Could every line of the listing be output exactly, with the pictures skipped?

=== Dataset extract ===

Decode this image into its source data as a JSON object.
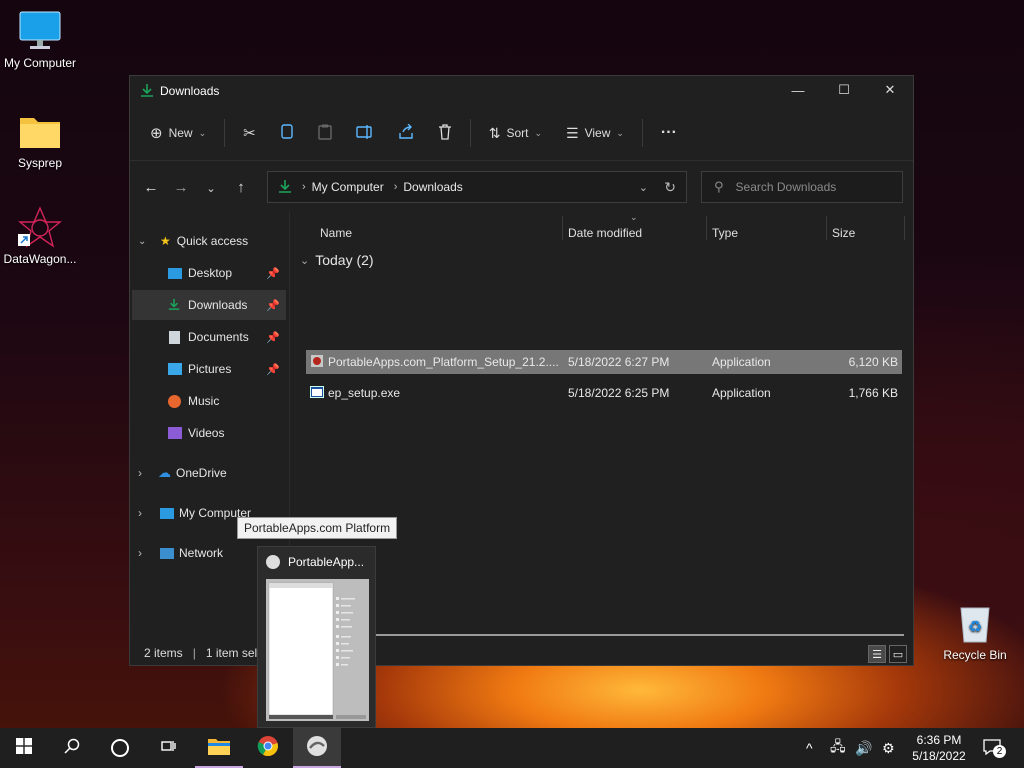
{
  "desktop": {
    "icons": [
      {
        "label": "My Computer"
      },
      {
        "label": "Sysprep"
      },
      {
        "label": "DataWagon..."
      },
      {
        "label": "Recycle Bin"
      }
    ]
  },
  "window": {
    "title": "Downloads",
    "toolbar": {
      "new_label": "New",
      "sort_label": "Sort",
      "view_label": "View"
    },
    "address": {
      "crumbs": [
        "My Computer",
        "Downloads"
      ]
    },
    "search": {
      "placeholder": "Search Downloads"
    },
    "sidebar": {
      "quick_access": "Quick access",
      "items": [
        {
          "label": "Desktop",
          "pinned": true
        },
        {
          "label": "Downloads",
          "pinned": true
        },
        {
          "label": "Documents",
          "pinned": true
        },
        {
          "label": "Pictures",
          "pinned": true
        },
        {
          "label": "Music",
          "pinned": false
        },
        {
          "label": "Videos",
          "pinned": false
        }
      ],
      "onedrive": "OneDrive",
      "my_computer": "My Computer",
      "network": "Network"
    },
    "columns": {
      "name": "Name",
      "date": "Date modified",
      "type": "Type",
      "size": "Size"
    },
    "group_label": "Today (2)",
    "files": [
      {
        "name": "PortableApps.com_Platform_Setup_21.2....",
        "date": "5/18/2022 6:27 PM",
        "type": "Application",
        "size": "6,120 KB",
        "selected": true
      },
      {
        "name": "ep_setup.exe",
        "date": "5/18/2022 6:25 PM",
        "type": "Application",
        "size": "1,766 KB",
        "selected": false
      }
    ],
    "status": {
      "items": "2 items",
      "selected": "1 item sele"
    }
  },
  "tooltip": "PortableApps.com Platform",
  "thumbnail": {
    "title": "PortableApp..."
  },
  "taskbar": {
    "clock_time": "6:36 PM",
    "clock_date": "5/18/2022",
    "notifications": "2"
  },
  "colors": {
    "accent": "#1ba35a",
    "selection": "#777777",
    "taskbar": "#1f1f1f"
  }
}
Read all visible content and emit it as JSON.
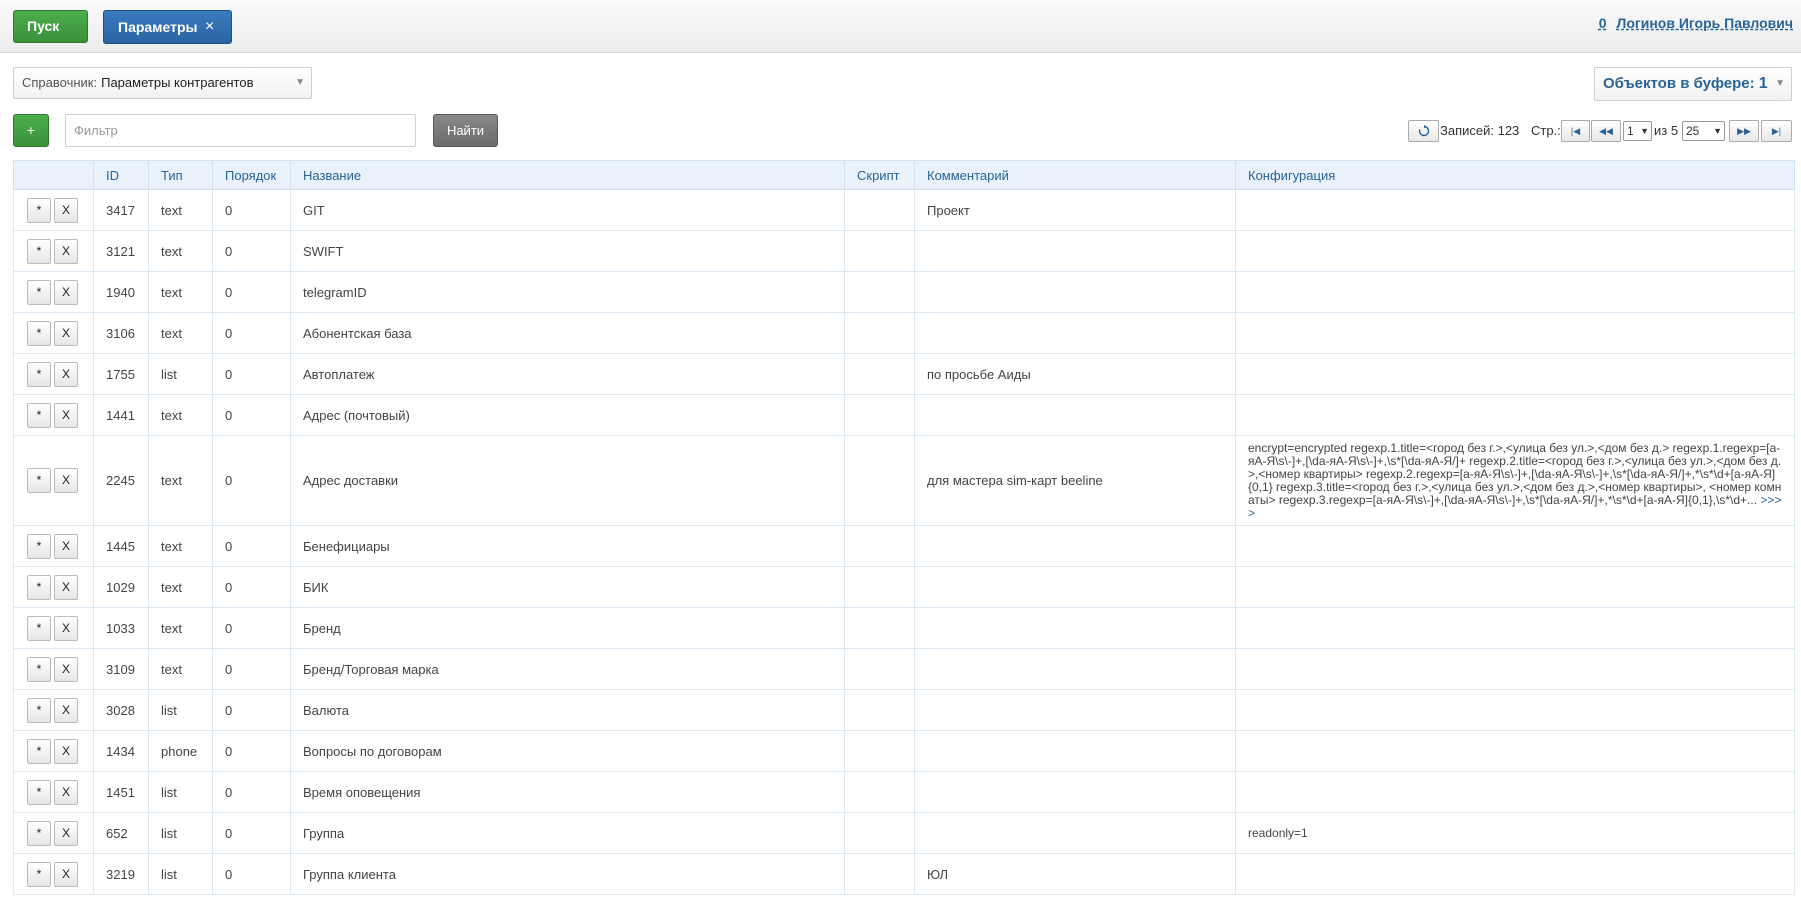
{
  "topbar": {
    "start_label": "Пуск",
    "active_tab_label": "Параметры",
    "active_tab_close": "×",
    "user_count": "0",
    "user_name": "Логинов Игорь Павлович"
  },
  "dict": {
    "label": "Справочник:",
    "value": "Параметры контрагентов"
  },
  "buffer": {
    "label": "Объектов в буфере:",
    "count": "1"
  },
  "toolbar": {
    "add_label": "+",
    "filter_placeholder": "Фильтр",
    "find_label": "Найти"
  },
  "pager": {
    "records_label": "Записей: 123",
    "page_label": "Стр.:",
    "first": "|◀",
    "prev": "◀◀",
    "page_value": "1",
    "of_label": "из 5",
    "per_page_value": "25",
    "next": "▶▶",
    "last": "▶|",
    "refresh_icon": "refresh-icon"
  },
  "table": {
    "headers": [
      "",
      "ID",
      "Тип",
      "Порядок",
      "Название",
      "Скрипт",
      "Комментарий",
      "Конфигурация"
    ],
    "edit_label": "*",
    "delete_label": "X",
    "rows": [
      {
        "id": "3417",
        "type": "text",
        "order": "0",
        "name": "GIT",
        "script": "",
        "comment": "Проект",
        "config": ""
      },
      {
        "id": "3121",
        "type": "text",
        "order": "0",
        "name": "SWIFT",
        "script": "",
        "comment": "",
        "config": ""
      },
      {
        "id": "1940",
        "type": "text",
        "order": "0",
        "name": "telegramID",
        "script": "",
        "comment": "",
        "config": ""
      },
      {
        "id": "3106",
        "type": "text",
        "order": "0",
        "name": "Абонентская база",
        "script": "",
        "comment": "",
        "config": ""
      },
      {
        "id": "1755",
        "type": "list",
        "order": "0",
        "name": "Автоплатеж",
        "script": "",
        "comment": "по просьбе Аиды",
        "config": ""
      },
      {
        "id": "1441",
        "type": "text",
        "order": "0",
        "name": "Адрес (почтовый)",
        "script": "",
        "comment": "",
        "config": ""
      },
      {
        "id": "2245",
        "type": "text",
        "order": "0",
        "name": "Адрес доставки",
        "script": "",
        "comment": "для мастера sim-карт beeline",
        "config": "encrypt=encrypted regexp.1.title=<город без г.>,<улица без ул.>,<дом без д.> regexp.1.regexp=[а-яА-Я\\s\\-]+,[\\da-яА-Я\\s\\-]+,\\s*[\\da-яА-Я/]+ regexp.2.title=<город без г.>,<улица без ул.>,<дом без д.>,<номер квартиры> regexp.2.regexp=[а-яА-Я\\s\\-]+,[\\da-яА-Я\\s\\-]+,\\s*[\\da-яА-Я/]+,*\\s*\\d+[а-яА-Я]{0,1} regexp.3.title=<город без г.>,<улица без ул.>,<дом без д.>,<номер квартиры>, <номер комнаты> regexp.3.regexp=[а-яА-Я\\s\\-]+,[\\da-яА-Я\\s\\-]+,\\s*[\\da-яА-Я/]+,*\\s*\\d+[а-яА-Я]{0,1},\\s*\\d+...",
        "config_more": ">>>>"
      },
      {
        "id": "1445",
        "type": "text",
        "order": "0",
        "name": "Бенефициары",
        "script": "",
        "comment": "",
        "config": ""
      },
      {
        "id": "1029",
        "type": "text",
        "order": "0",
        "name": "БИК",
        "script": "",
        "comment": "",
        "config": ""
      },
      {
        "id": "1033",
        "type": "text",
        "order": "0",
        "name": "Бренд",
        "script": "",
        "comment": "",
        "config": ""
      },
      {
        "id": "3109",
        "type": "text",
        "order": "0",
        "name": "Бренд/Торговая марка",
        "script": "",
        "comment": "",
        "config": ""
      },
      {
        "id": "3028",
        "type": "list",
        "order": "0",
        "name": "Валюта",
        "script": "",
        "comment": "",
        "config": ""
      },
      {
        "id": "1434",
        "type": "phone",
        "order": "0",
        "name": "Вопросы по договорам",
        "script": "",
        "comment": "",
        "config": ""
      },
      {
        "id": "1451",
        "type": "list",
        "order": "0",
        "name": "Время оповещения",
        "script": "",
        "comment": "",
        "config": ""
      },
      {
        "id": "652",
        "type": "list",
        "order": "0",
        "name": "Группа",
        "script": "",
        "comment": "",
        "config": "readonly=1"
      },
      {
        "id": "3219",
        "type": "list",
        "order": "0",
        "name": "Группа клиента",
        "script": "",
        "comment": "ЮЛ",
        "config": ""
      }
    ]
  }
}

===

Solution below:
Decode this image into its source data as a JSON object.
{
  "desktop": {
    "icons": [
      {
        "label": "My Computer"
      },
      {
        "label": "Sysprep"
      },
      {
        "label": "DataWagon..."
      },
      {
        "label": "Recycle Bin"
      }
    ]
  },
  "window": {
    "title": "Downloads",
    "toolbar": {
      "new_label": "New",
      "sort_label": "Sort",
      "view_label": "View"
    },
    "address": {
      "crumbs": [
        "My Computer",
        "Downloads"
      ]
    },
    "search": {
      "placeholder": "Search Downloads"
    },
    "sidebar": {
      "quick_access": "Quick access",
      "items": [
        {
          "label": "Desktop",
          "pinned": true
        },
        {
          "label": "Downloads",
          "pinned": true
        },
        {
          "label": "Documents",
          "pinned": true
        },
        {
          "label": "Pictures",
          "pinned": true
        },
        {
          "label": "Music",
          "pinned": false
        },
        {
          "label": "Videos",
          "pinned": false
        }
      ],
      "onedrive": "OneDrive",
      "my_computer": "My Computer",
      "network": "Network"
    },
    "columns": {
      "name": "Name",
      "date": "Date modified",
      "type": "Type",
      "size": "Size"
    },
    "group_label": "Today (2)",
    "files": [
      {
        "name": "PortableApps.com_Platform_Setup_21.2....",
        "date": "5/18/2022 6:27 PM",
        "type": "Application",
        "size": "6,120 KB",
        "selected": true
      },
      {
        "name": "ep_setup.exe",
        "date": "5/18/2022 6:25 PM",
        "type": "Application",
        "size": "1,766 KB",
        "selected": false
      }
    ],
    "status": {
      "items": "2 items",
      "selected": "1 item sele"
    }
  },
  "tooltip": "PortableApps.com Platform",
  "thumbnail": {
    "title": "PortableApp..."
  },
  "taskbar": {
    "clock_time": "6:36 PM",
    "clock_date": "5/18/2022",
    "notifications": "2"
  },
  "colors": {
    "accent": "#1ba35a",
    "selection": "#777777",
    "taskbar": "#1f1f1f"
  }
}
Read all visible content and emit it as JSON.
{
  "topbar": {
    "start_label": "Пуск",
    "active_tab_label": "Параметры",
    "active_tab_close": "×",
    "user_count": "0",
    "user_name": "Логинов Игорь Павлович"
  },
  "dict": {
    "label": "Справочник:",
    "value": "Параметры контрагентов"
  },
  "buffer": {
    "label": "Объектов в буфере:",
    "count": "1"
  },
  "toolbar": {
    "add_label": "+",
    "filter_placeholder": "Фильтр",
    "find_label": "Найти"
  },
  "pager": {
    "records_label": "Записей: 123",
    "page_label": "Стр.:",
    "first": "|◀",
    "prev": "◀◀",
    "page_value": "1",
    "of_label": "из 5",
    "per_page_value": "25",
    "next": "▶▶",
    "last": "▶|",
    "refresh_icon": "refresh-icon"
  },
  "table": {
    "headers": [
      "",
      "ID",
      "Тип",
      "Порядок",
      "Название",
      "Скрипт",
      "Комментарий",
      "Конфигурация"
    ],
    "edit_label": "*",
    "delete_label": "X",
    "rows": [
      {
        "id": "3417",
        "type": "text",
        "order": "0",
        "name": "GIT",
        "script": "",
        "comment": "Проект",
        "config": ""
      },
      {
        "id": "3121",
        "type": "text",
        "order": "0",
        "name": "SWIFT",
        "script": "",
        "comment": "",
        "config": ""
      },
      {
        "id": "1940",
        "type": "text",
        "order": "0",
        "name": "telegramID",
        "script": "",
        "comment": "",
        "config": ""
      },
      {
        "id": "3106",
        "type": "text",
        "order": "0",
        "name": "Абонентская база",
        "script": "",
        "comment": "",
        "config": ""
      },
      {
        "id": "1755",
        "type": "list",
        "order": "0",
        "name": "Автоплатеж",
        "script": "",
        "comment": "по просьбе Аиды",
        "config": ""
      },
      {
        "id": "1441",
        "type": "text",
        "order": "0",
        "name": "Адрес (почтовый)",
        "script": "",
        "comment": "",
        "config": ""
      },
      {
        "id": "2245",
        "type": "text",
        "order": "0",
        "name": "Адрес доставки",
        "script": "",
        "comment": "для мастера sim-карт beeline",
        "config": "encrypt=encrypted regexp.1.title=<город без г.>,<улица без ул.>,<дом без д.> regexp.1.regexp=[а-яА-Я\\s\\-]+,[\\da-яА-Я\\s\\-]+,\\s*[\\da-яА-Я/]+ regexp.2.title=<город без г.>,<улица без ул.>,<дом без д.>,<номер квартиры> regexp.2.regexp=[а-яА-Я\\s\\-]+,[\\da-яА-Я\\s\\-]+,\\s*[\\da-яА-Я/]+,*\\s*\\d+[а-яА-Я]{0,1} regexp.3.title=<город без г.>,<улица без ул.>,<дом без д.>,<номер квартиры>, <номер комнаты> regexp.3.regexp=[а-яА-Я\\s\\-]+,[\\da-яА-Я\\s\\-]+,\\s*[\\da-яА-Я/]+,*\\s*\\d+[а-яА-Я]{0,1},\\s*\\d+...",
        "config_more": ">>>>"
      },
      {
        "id": "1445",
        "type": "text",
        "order": "0",
        "name": "Бенефициары",
        "script": "",
        "comment": "",
        "config": ""
      },
      {
        "id": "1029",
        "type": "text",
        "order": "0",
        "name": "БИК",
        "script": "",
        "comment": "",
        "config": ""
      },
      {
        "id": "1033",
        "type": "text",
        "order": "0",
        "name": "Бренд",
        "script": "",
        "comment": "",
        "config": ""
      },
      {
        "id": "3109",
        "type": "text",
        "order": "0",
        "name": "Бренд/Торговая марка",
        "script": "",
        "comment": "",
        "config": ""
      },
      {
        "id": "3028",
        "type": "list",
        "order": "0",
        "name": "Валюта",
        "script": "",
        "comment": "",
        "config": ""
      },
      {
        "id": "1434",
        "type": "phone",
        "order": "0",
        "name": "Вопросы по договорам",
        "script": "",
        "comment": "",
        "config": ""
      },
      {
        "id": "1451",
        "type": "list",
        "order": "0",
        "name": "Время оповещения",
        "script": "",
        "comment": "",
        "config": ""
      },
      {
        "id": "652",
        "type": "list",
        "order": "0",
        "name": "Группа",
        "script": "",
        "comment": "",
        "config": "readonly=1"
      },
      {
        "id": "3219",
        "type": "list",
        "order": "0",
        "name": "Группа клиента",
        "script": "",
        "comment": "ЮЛ",
        "config": ""
      }
    ]
  }
}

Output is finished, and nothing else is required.